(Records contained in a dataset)

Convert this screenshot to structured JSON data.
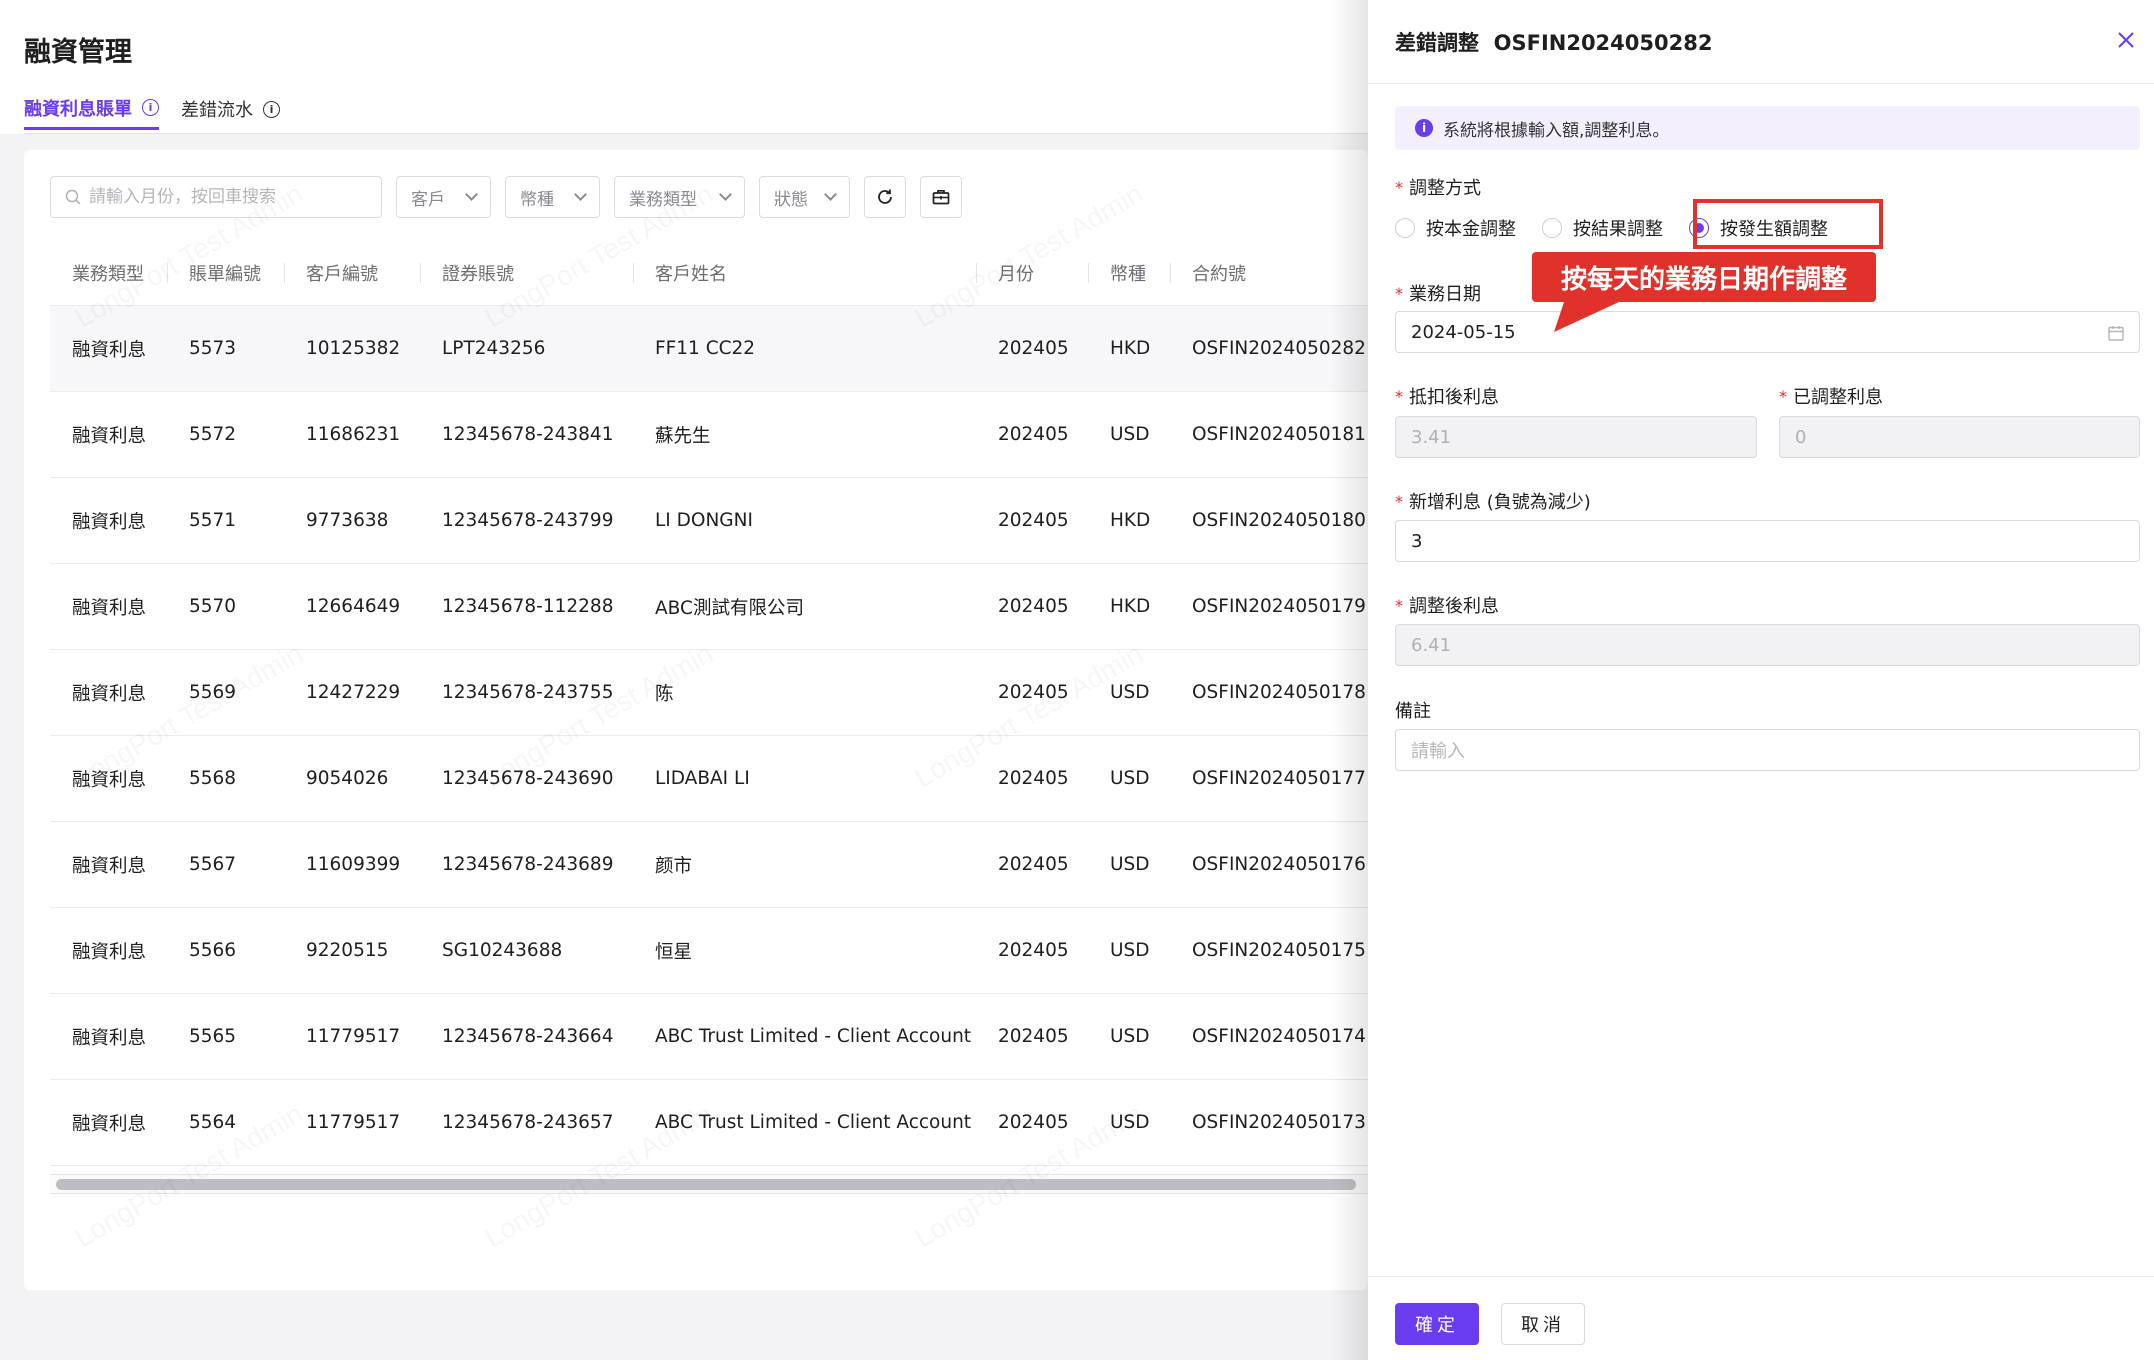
{
  "page": {
    "title": "融資管理",
    "tabs": [
      {
        "label": "融資利息賬單",
        "active": true
      },
      {
        "label": "差錯流水",
        "active": false
      }
    ]
  },
  "toolbar": {
    "search_placeholder": "請輸入月份，按回車搜索",
    "filters": [
      "客戶",
      "幣種",
      "業務類型",
      "狀態"
    ]
  },
  "table": {
    "columns": [
      "業務類型",
      "賬單編號",
      "客戶編號",
      "證券賬號",
      "客戶姓名",
      "月份",
      "幣種",
      "合約號"
    ],
    "rows": [
      [
        "融資利息",
        "5573",
        "10125382",
        "LPT243256",
        "FF11 CC22",
        "202405",
        "HKD",
        "OSFIN2024050282"
      ],
      [
        "融資利息",
        "5572",
        "11686231",
        "12345678-243841",
        "蘇先生",
        "202405",
        "USD",
        "OSFIN2024050181"
      ],
      [
        "融資利息",
        "5571",
        "9773638",
        "12345678-243799",
        "LI DONGNI",
        "202405",
        "HKD",
        "OSFIN2024050180"
      ],
      [
        "融資利息",
        "5570",
        "12664649",
        "12345678-112288",
        "ABC測試有限公司",
        "202405",
        "HKD",
        "OSFIN2024050179"
      ],
      [
        "融資利息",
        "5569",
        "12427229",
        "12345678-243755",
        "陈",
        "202405",
        "USD",
        "OSFIN2024050178"
      ],
      [
        "融資利息",
        "5568",
        "9054026",
        "12345678-243690",
        "LIDABAI LI",
        "202405",
        "USD",
        "OSFIN2024050177"
      ],
      [
        "融資利息",
        "5567",
        "11609399",
        "12345678-243689",
        "颜市",
        "202405",
        "USD",
        "OSFIN2024050176"
      ],
      [
        "融資利息",
        "5566",
        "9220515",
        "SG10243688",
        "恒星",
        "202405",
        "USD",
        "OSFIN2024050175"
      ],
      [
        "融資利息",
        "5565",
        "11779517",
        "12345678-243664",
        "ABC Trust Limited - Client Account",
        "202405",
        "USD",
        "OSFIN2024050174"
      ],
      [
        "融資利息",
        "5564",
        "11779517",
        "12345678-243657",
        "ABC Trust Limited - Client Account",
        "202405",
        "USD",
        "OSFIN2024050173"
      ]
    ]
  },
  "drawer": {
    "title": "差錯調整  OSFIN2024050282",
    "alert": "系統將根據輸入額,調整利息。",
    "adjust_method_label": "調整方式",
    "radio_options": [
      {
        "label": "按本金調整",
        "selected": false
      },
      {
        "label": "按結果調整",
        "selected": false
      },
      {
        "label": "按發生額調整",
        "selected": true
      }
    ],
    "callout": "按每天的業務日期作調整",
    "business_date_label": "業務日期",
    "business_date_value": "2024-05-15",
    "after_deduct_label": "抵扣後利息",
    "after_deduct_value": "3.41",
    "adjusted_label": "已調整利息",
    "adjusted_value": "0",
    "new_interest_label": "新增利息 (負號為減少)",
    "new_interest_value": "3",
    "post_adjust_label": "調整後利息",
    "post_adjust_value": "6.41",
    "remark_label": "備註",
    "remark_placeholder": "請輸入",
    "confirm_label": "確定",
    "cancel_label": "取消"
  },
  "watermark": "LongPort Test Admin",
  "colors": {
    "accent": "#6a3df0",
    "highlight_red": "#e0322a"
  }
}
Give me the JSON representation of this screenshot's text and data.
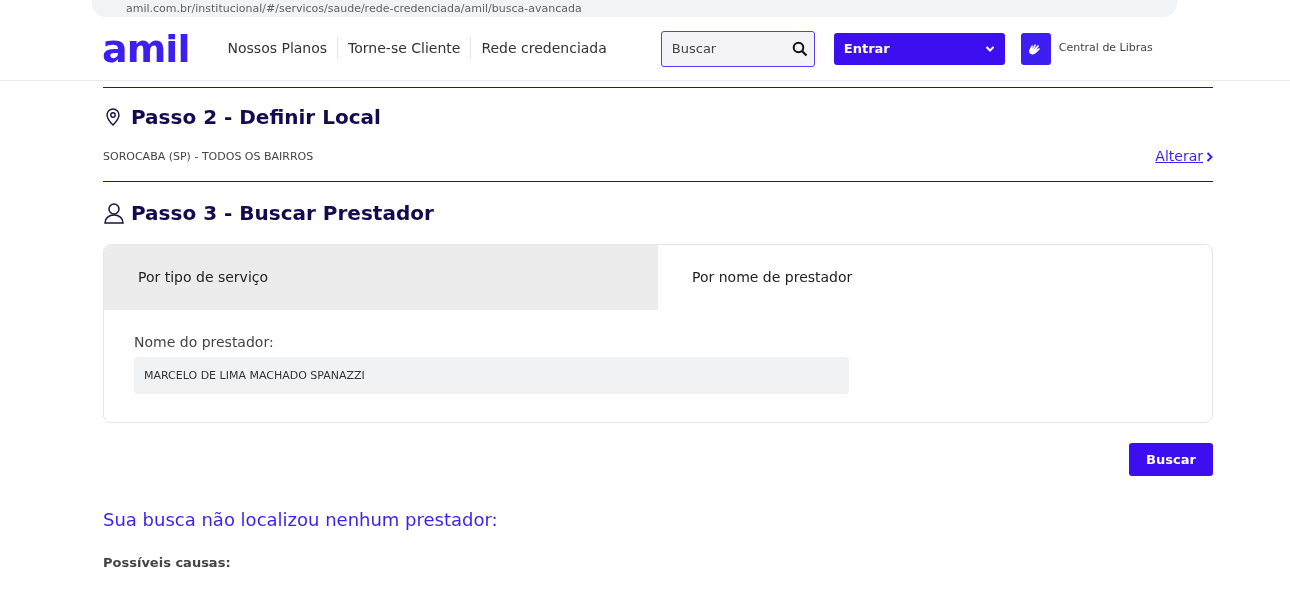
{
  "browser": {
    "url": "amil.com.br/institucional/#/servicos/saude/rede-credenciada/amil/busca-avancada"
  },
  "header": {
    "logo": "amil",
    "nav": [
      "Nossos Planos",
      "Torne-se Cliente",
      "Rede credenciada"
    ],
    "search": {
      "placeholder": "Buscar"
    },
    "login_button": "Entrar",
    "libras": "Central de Libras"
  },
  "step2": {
    "title": "Passo 2 - Definir Local",
    "location": "SOROCABA (SP) - TODOS OS BAIRROS",
    "change_link": "Alterar"
  },
  "step3": {
    "title": "Passo 3 - Buscar Prestador",
    "tabs": [
      {
        "label": "Por tipo de serviço",
        "selected": false
      },
      {
        "label": "Por nome de prestador",
        "selected": true
      }
    ],
    "field_label": "Nome do prestador:",
    "field_value": "MARCELO DE LIMA MACHADO SPANAZZI",
    "search_button": "Buscar"
  },
  "result": {
    "title": "Sua busca não localizou nenhum prestador:",
    "causes_label": "Possíveis causas:"
  }
}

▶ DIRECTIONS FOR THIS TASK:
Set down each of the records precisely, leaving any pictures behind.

▶ REPLY:
Convert this screenshot to structured JSON data.
{
  "page": {
    "title": "融資管理",
    "tabs": [
      {
        "label": "融資利息賬單",
        "active": true
      },
      {
        "label": "差錯流水",
        "active": false
      }
    ]
  },
  "toolbar": {
    "search_placeholder": "請輸入月份，按回車搜索",
    "filters": [
      "客戶",
      "幣種",
      "業務類型",
      "狀態"
    ]
  },
  "table": {
    "columns": [
      "業務類型",
      "賬單編號",
      "客戶編號",
      "證券賬號",
      "客戶姓名",
      "月份",
      "幣種",
      "合約號"
    ],
    "rows": [
      [
        "融資利息",
        "5573",
        "10125382",
        "LPT243256",
        "FF11 CC22",
        "202405",
        "HKD",
        "OSFIN2024050282"
      ],
      [
        "融資利息",
        "5572",
        "11686231",
        "12345678-243841",
        "蘇先生",
        "202405",
        "USD",
        "OSFIN2024050181"
      ],
      [
        "融資利息",
        "5571",
        "9773638",
        "12345678-243799",
        "LI DONGNI",
        "202405",
        "HKD",
        "OSFIN2024050180"
      ],
      [
        "融資利息",
        "5570",
        "12664649",
        "12345678-112288",
        "ABC測試有限公司",
        "202405",
        "HKD",
        "OSFIN2024050179"
      ],
      [
        "融資利息",
        "5569",
        "12427229",
        "12345678-243755",
        "陈",
        "202405",
        "USD",
        "OSFIN2024050178"
      ],
      [
        "融資利息",
        "5568",
        "9054026",
        "12345678-243690",
        "LIDABAI LI",
        "202405",
        "USD",
        "OSFIN2024050177"
      ],
      [
        "融資利息",
        "5567",
        "11609399",
        "12345678-243689",
        "颜市",
        "202405",
        "USD",
        "OSFIN2024050176"
      ],
      [
        "融資利息",
        "5566",
        "9220515",
        "SG10243688",
        "恒星",
        "202405",
        "USD",
        "OSFIN2024050175"
      ],
      [
        "融資利息",
        "5565",
        "11779517",
        "12345678-243664",
        "ABC Trust Limited - Client Account",
        "202405",
        "USD",
        "OSFIN2024050174"
      ],
      [
        "融資利息",
        "5564",
        "11779517",
        "12345678-243657",
        "ABC Trust Limited - Client Account",
        "202405",
        "USD",
        "OSFIN2024050173"
      ]
    ]
  },
  "drawer": {
    "title": "差錯調整  OSFIN2024050282",
    "alert": "系統將根據輸入額,調整利息。",
    "adjust_method_label": "調整方式",
    "radio_options": [
      {
        "label": "按本金調整",
        "selected": false
      },
      {
        "label": "按結果調整",
        "selected": false
      },
      {
        "label": "按發生額調整",
        "selected": true
      }
    ],
    "callout": "按每天的業務日期作調整",
    "business_date_label": "業務日期",
    "business_date_value": "2024-05-15",
    "after_deduct_label": "抵扣後利息",
    "after_deduct_value": "3.41",
    "adjusted_label": "已調整利息",
    "adjusted_value": "0",
    "new_interest_label": "新增利息 (負號為減少)",
    "new_interest_value": "3",
    "post_adjust_label": "調整後利息",
    "post_adjust_value": "6.41",
    "remark_label": "備註",
    "remark_placeholder": "請輸入",
    "confirm_label": "確定",
    "cancel_label": "取消"
  },
  "watermark": "LongPort Test Admin",
  "colors": {
    "accent": "#6a3df0",
    "highlight_red": "#e0322a"
  }
}
Give me the JSON representation of this screenshot's text and data.
{
  "browser": {
    "url": "amil.com.br/institucional/#/servicos/saude/rede-credenciada/amil/busca-avancada"
  },
  "header": {
    "logo": "amil",
    "nav": [
      "Nossos Planos",
      "Torne-se Cliente",
      "Rede credenciada"
    ],
    "search": {
      "placeholder": "Buscar"
    },
    "login_button": "Entrar",
    "libras": "Central de Libras"
  },
  "step2": {
    "title": "Passo 2 - Definir Local",
    "location": "SOROCABA (SP) - TODOS OS BAIRROS",
    "change_link": "Alterar"
  },
  "step3": {
    "title": "Passo 3 - Buscar Prestador",
    "tabs": [
      {
        "label": "Por tipo de serviço",
        "selected": false
      },
      {
        "label": "Por nome de prestador",
        "selected": true
      }
    ],
    "field_label": "Nome do prestador:",
    "field_value": "MARCELO DE LIMA MACHADO SPANAZZI",
    "search_button": "Buscar"
  },
  "result": {
    "title": "Sua busca não localizou nenhum prestador:",
    "causes_label": "Possíveis causas:"
  }
}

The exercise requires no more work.